◆ Work instructions
Going through the data below, please show each line containing the string "процентов".

====

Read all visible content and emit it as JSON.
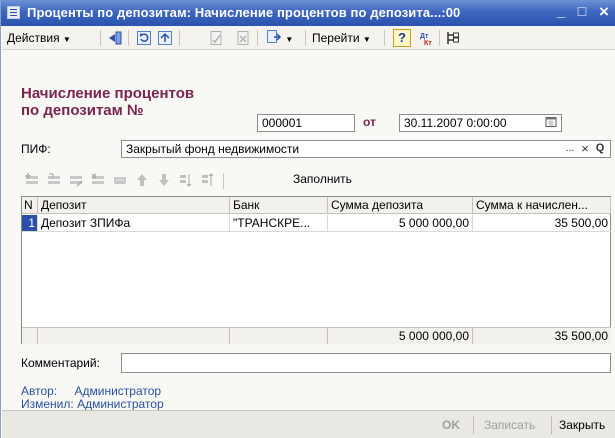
{
  "window": {
    "title": "Проценты по депозитам: Начисление процентов по депозита...:00",
    "minimize": "_",
    "maximize": "□",
    "close": "×"
  },
  "toolbar": {
    "actions_label": "Действия",
    "goto_label": "Перейти",
    "help_label": "?"
  },
  "form": {
    "heading_line1": "Начисление процентов",
    "heading_line2": "по депозитам №",
    "number": "000001",
    "date_label": "от",
    "date_value": "30.11.2007  0:00:00",
    "pif_label": "ПИФ:",
    "pif_value": "Закрытый фонд недвижимости",
    "pif_select": "...",
    "pif_clear": "×",
    "pif_search": "Q",
    "fill_label": "Заполнить",
    "comment_label": "Комментарий:",
    "comment_value": ""
  },
  "table": {
    "columns": [
      "N",
      "Депозит",
      "Банк",
      "Сумма депозита",
      "Сумма к начислен..."
    ],
    "rows": [
      {
        "n": "1",
        "deposit": "Депозит ЗПИФа",
        "bank": "\"ТРАНСКРЕ...",
        "amount": "5 000 000,00",
        "accrual": "35 500,00"
      }
    ],
    "totals": {
      "amount": "5 000 000,00",
      "accrual": "35 500,00"
    }
  },
  "meta": {
    "author_label": "Автор:",
    "author_value": "Администратор",
    "changed_label": "Изменил:",
    "changed_value": "Администратор"
  },
  "buttons": {
    "ok": "OK",
    "save": "Записать",
    "close": "Закрыть"
  },
  "colors": {
    "accent": "#7a2450",
    "title_bar": "#3d66bf",
    "link": "#2a4fa0",
    "selection": "#2c4fa8"
  }
}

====

◆ Problem solution
    "title": "Проценты по депозитам: Начисление процентов по депозита...:00",
    "heading_line1": "Начисление процентов",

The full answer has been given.